[Entries from a dataset of interfaces]
▼

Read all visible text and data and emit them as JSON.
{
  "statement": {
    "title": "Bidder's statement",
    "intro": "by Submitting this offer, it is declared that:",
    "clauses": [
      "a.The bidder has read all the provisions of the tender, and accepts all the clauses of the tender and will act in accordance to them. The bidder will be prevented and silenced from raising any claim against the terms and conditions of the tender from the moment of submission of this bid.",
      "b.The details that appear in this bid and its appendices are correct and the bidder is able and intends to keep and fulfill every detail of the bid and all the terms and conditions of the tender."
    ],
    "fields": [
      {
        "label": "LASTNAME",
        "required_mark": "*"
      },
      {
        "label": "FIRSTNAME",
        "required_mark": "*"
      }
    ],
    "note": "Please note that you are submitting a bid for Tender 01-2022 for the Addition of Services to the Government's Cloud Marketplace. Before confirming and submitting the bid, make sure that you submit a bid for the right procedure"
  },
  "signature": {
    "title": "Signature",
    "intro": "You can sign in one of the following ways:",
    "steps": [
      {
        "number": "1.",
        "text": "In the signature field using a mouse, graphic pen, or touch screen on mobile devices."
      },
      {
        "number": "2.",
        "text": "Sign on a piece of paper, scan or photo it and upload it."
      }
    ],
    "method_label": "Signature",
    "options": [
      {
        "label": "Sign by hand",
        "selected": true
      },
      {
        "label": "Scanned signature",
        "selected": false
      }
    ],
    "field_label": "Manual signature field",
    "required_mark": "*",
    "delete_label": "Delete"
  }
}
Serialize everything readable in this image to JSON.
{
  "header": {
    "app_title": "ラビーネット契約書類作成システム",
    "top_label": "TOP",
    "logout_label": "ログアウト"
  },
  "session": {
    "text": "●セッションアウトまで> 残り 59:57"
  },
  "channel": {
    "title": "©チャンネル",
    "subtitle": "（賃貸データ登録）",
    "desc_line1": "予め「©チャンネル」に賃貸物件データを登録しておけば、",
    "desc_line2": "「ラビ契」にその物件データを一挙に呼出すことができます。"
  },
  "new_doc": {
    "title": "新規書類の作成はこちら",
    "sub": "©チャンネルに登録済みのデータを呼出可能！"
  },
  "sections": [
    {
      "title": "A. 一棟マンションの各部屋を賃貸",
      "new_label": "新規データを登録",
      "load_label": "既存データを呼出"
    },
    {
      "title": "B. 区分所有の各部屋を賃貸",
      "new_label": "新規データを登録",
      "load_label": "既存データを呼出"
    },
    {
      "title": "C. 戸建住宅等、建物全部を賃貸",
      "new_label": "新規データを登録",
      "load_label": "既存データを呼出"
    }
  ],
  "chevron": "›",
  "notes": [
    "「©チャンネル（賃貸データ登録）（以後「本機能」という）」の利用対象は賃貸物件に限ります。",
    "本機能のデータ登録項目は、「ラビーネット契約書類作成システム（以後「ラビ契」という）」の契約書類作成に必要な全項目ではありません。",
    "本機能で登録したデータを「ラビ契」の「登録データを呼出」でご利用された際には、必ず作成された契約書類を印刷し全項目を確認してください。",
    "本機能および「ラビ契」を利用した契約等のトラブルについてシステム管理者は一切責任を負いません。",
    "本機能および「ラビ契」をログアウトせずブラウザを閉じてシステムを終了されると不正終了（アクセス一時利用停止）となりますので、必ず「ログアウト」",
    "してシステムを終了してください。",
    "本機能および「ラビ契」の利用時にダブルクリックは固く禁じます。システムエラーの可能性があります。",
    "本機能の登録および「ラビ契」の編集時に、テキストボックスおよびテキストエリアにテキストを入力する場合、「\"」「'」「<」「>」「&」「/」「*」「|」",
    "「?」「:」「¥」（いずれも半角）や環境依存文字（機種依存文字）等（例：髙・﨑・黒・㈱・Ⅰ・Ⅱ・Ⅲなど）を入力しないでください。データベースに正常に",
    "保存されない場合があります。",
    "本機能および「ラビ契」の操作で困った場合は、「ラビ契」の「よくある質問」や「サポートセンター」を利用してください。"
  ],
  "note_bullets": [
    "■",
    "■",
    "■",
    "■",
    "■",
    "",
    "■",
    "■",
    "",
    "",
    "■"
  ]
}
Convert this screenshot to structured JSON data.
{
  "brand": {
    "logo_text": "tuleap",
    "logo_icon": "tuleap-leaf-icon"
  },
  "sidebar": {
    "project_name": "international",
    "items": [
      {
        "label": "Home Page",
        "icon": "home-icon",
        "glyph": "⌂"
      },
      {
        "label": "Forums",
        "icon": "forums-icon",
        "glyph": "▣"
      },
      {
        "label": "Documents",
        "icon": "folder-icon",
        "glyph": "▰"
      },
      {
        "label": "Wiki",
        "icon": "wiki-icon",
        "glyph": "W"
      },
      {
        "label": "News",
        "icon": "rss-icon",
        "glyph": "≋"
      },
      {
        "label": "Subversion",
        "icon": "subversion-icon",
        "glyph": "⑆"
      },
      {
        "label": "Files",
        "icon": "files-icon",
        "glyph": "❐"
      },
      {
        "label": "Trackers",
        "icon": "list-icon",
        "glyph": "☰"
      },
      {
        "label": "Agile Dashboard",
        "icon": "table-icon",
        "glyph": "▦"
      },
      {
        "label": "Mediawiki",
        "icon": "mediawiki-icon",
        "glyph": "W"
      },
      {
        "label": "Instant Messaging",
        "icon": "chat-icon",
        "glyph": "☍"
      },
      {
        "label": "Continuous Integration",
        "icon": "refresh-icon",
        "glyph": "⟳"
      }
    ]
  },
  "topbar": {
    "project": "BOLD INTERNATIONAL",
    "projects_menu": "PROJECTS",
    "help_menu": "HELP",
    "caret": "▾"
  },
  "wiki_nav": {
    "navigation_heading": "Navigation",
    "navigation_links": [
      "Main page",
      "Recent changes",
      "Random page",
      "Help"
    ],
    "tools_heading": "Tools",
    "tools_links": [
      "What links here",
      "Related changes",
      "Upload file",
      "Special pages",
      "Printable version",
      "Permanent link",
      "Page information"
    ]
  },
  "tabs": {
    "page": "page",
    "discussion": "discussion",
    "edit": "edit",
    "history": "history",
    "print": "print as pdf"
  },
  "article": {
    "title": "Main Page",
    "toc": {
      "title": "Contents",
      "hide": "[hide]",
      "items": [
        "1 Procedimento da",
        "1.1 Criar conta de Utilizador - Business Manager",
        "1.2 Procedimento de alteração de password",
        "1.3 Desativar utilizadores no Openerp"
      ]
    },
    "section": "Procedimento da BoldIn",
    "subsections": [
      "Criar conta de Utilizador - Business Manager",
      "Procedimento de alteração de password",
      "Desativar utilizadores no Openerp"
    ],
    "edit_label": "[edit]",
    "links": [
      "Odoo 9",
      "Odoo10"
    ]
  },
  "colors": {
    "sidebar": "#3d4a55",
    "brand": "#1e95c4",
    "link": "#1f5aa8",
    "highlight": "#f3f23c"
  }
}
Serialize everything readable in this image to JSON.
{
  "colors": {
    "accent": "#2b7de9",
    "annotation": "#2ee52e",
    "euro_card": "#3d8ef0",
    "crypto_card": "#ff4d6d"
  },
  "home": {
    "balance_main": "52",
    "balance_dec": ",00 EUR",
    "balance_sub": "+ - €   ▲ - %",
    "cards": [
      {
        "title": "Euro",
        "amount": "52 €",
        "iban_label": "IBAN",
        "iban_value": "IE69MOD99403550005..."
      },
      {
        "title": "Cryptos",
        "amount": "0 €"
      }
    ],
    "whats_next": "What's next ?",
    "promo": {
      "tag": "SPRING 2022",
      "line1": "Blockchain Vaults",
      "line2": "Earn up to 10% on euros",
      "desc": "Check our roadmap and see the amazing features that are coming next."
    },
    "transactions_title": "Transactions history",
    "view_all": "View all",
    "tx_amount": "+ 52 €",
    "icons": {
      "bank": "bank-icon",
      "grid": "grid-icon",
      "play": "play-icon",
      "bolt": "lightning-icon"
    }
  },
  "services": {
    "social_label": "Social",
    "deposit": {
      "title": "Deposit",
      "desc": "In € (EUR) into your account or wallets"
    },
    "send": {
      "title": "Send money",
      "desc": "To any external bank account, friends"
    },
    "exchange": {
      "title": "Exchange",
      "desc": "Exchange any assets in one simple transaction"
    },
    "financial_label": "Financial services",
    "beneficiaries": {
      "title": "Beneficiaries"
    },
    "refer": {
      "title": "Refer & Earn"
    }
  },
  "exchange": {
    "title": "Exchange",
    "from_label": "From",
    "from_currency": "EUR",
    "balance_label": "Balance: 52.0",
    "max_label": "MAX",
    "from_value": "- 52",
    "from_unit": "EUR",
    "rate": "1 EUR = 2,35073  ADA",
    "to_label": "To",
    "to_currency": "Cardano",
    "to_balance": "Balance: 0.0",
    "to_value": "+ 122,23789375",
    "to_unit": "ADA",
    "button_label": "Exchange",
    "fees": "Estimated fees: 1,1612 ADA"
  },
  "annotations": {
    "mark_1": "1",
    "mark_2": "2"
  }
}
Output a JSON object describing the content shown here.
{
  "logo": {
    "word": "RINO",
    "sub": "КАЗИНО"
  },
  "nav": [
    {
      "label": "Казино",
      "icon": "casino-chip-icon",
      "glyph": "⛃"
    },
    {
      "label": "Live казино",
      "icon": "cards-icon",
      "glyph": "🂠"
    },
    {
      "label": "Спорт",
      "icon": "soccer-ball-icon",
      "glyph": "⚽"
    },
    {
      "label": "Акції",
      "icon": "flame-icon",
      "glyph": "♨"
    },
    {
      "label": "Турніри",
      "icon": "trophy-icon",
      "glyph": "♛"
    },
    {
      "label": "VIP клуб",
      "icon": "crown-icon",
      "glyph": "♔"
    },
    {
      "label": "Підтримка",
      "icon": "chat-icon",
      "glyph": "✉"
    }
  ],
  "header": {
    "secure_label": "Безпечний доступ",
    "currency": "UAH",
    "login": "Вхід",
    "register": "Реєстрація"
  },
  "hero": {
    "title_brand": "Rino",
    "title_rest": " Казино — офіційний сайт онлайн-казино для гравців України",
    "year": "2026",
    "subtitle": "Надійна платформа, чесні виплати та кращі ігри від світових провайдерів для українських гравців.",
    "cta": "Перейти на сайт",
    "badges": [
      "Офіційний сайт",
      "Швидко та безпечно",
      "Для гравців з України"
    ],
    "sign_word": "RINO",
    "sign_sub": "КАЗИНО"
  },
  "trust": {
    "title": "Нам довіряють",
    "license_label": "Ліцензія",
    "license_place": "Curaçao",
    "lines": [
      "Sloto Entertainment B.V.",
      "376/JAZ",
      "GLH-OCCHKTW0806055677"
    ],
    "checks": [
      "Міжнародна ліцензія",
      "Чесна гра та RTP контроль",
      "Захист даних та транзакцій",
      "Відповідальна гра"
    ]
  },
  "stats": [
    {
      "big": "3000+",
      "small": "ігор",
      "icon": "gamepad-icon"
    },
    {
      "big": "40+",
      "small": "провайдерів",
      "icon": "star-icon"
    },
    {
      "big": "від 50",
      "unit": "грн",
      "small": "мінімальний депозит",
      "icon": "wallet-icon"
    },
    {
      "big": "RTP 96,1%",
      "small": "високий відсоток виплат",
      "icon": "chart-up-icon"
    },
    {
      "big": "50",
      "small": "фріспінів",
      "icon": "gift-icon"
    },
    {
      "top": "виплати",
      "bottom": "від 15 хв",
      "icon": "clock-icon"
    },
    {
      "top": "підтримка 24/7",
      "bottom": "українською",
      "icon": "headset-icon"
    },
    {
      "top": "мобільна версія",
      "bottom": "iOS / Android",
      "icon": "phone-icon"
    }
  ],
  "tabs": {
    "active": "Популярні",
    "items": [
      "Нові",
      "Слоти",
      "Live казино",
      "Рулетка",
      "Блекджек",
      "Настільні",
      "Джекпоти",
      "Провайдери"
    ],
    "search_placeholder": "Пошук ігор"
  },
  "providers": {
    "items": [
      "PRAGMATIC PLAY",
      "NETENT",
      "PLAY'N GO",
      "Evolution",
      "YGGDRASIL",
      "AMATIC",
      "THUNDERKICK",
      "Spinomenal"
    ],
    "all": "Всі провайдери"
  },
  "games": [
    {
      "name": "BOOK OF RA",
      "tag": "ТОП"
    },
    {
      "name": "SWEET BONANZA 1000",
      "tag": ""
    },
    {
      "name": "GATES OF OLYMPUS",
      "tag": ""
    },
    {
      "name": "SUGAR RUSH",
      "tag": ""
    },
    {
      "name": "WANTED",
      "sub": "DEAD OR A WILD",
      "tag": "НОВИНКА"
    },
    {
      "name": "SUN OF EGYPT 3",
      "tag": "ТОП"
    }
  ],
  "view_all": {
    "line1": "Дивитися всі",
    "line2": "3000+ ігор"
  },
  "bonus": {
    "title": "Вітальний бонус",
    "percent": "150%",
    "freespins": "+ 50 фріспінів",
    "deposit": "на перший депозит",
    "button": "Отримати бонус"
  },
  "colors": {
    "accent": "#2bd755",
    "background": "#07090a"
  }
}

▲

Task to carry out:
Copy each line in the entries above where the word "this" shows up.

The completed task:
    "intro": "by Submitting this offer, it is declared that:",
      "a.The bidder has read all the provisions of the tender, and accepts all the clauses of the tender and will act in accordance to them. The bidder will be prevented and silenced from raising any claim against the terms and conditions of the tender from the moment of submission of this bid.",
      "b.The details that appear in this bid and its appendices are correct and the bidder is able and intends to keep and fulfill every detail of the bid and all the terms and conditions of the tender."
Serialize everything readable in this image to JSON.
Convert this screenshot to structured JSON data.
Serialize everything readable in this image to JSON.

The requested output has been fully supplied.